  3. HMMM. I wonder if the guy made the money flipping houses and now has to pay some bills.

  4. As long as the person earned the money in a legal fashion, why would anyone care? If someone has a personal worth of 10 or so million, a car worth 200K is chump change. Envy will always be with us.

  5. The problem with envy is that has a nasty habit of turning into politics. I suppose if I were that rich, I might indulge myself a little--then live a little more sensibly, and put that kind of wealth to work making the world a better place.

  6. My take on expensive items like this is similar to RF's, with one extra thing I'd like to point out.

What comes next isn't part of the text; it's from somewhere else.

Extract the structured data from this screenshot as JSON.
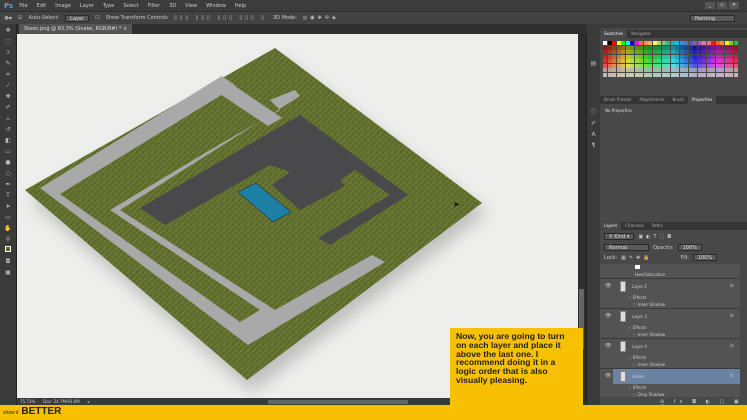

    These rich-guy toys weren't made by other rich people as a hobby. A lot of good, middle-class people made a living making these cars. Engineers, Line workers, machinists, and all the administrative folks who make it so those guys can do their work.

    Clayton, when you talk about using your wealth to make the world a better place, I certainly think supporting the employment of legions of people making a high-quality product should count. These people can support their families and send their kids to college because of all these rich folks buying these toys. Additionally, they get a real sense of accomplishment from producing something so fantastic, and I think that should count for something.

    It's the same thing for all luxury goods. Envy may rise up when multi-billionaries purchase 500 foot luxury yachts, but no one things of the hundreds or thousands of ordinary people who earned an honest living for a year or two making it. No one thinks of the dozens of people who now have good jobs running said 500 foot boat.

    You certainly have a point that envy can turn into nasty politics, but I think we'd get much better mileage out of pointing out the jobs generated by making the luxury goods, then by being ashamed of wealth and all that it can purchase.

    If one has enough money to drop $500k on a couple of cars, they're certainly capable of doing a whole lot of charity at the same time.

  7. I suppose if Corvettes were reasonably cheap, I could consider owning one. But when someone has $25,000 to $50,000 worth of transportation, reality really should arrive...
    But I echo what Michael said above, and add that people with the idea and means to make something the best it can be really do help to advance us. Soon enough someone, knowing that it can be done that way, will work out how to do it cheaper or more efficiently. Henry Ford would never have built the Model T without the example of the toys for rich-people to show-off in that preceded it.